Dataset content below:

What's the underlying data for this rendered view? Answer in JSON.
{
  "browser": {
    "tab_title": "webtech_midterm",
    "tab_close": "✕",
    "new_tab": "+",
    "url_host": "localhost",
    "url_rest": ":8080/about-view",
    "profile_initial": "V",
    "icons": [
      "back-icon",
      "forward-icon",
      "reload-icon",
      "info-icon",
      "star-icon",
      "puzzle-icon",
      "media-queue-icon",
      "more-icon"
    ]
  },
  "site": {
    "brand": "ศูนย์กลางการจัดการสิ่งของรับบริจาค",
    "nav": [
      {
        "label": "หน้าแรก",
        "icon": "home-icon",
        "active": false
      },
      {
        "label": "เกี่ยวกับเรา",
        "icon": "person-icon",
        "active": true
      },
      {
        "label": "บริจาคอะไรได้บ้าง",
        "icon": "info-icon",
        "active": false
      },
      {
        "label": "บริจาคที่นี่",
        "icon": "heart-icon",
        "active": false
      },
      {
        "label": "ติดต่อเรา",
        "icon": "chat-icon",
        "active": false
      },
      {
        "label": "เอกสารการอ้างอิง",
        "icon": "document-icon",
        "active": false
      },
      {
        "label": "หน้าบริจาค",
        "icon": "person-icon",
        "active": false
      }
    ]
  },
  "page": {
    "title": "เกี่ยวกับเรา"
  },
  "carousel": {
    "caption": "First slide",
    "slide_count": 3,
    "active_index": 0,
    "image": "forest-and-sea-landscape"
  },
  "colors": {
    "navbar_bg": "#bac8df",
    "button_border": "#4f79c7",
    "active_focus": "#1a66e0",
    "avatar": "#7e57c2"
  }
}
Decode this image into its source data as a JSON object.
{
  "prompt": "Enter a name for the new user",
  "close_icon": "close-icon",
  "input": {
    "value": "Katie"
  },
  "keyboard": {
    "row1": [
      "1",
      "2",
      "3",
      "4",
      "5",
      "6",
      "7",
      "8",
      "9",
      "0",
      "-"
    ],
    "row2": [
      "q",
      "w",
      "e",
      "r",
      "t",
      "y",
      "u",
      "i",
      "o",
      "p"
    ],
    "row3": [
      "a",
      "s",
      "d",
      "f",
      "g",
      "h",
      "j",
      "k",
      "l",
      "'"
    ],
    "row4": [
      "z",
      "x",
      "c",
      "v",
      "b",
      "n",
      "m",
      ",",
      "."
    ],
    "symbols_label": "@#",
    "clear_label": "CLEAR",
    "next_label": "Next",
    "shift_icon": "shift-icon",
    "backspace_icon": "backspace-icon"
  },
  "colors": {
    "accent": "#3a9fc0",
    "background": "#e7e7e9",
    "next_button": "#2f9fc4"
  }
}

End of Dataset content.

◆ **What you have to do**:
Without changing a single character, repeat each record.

◆ **Final answer**:
What's the underlying data for this rendered view? Answer in JSON.
{
  "browser": {
    "tab_title": "webtech_midterm",
    "tab_close": "✕",
    "new_tab": "+",
    "url_host": "localhost",
    "url_rest": ":8080/about-view",
    "profile_initial": "V",
    "icons": [
      "back-icon",
      "forward-icon",
      "reload-icon",
      "info-icon",
      "star-icon",
      "puzzle-icon",
      "media-queue-icon",
      "more-icon"
    ]
  },
  "site": {
    "brand": "ศูนย์กลางการจัดการสิ่งของรับบริจาค",
    "nav": [
      {
        "label": "หน้าแรก",
        "icon": "home-icon",
        "active": false
      },
      {
        "label": "เกี่ยวกับเรา",
        "icon": "person-icon",
        "active": true
      },
      {
        "label": "บริจาคอะไรได้บ้าง",
        "icon": "info-icon",
        "active": false
      },
      {
        "label": "บริจาคที่นี่",
        "icon": "heart-icon",
        "active": false
      },
      {
        "label": "ติดต่อเรา",
        "icon": "chat-icon",
        "active": false
      },
      {
        "label": "เอกสารการอ้างอิง",
        "icon": "document-icon",
        "active": false
      },
      {
        "label": "หน้าบริจาค",
        "icon": "person-icon",
        "active": false
      }
    ]
  },
  "page": {
    "title": "เกี่ยวกับเรา"
  },
  "carousel": {
    "caption": "First slide",
    "slide_count": 3,
    "active_index": 0,
    "image": "forest-and-sea-landscape"
  },
  "colors": {
    "navbar_bg": "#bac8df",
    "button_border": "#4f79c7",
    "active_focus": "#1a66e0",
    "avatar": "#7e57c2"
  }
}
Decode this image into its source data as a JSON object.
{
  "prompt": "Enter a name for the new user",
  "close_icon": "close-icon",
  "input": {
    "value": "Katie"
  },
  "keyboard": {
    "row1": [
      "1",
      "2",
      "3",
      "4",
      "5",
      "6",
      "7",
      "8",
      "9",
      "0",
      "-"
    ],
    "row2": [
      "q",
      "w",
      "e",
      "r",
      "t",
      "y",
      "u",
      "i",
      "o",
      "p"
    ],
    "row3": [
      "a",
      "s",
      "d",
      "f",
      "g",
      "h",
      "j",
      "k",
      "l",
      "'"
    ],
    "row4": [
      "z",
      "x",
      "c",
      "v",
      "b",
      "n",
      "m",
      ",",
      "."
    ],
    "symbols_label": "@#",
    "clear_label": "CLEAR",
    "next_label": "Next",
    "shift_icon": "shift-icon",
    "backspace_icon": "backspace-icon"
  },
  "colors": {
    "accent": "#3a9fc0",
    "background": "#e7e7e9",
    "next_button": "#2f9fc4"
  }
}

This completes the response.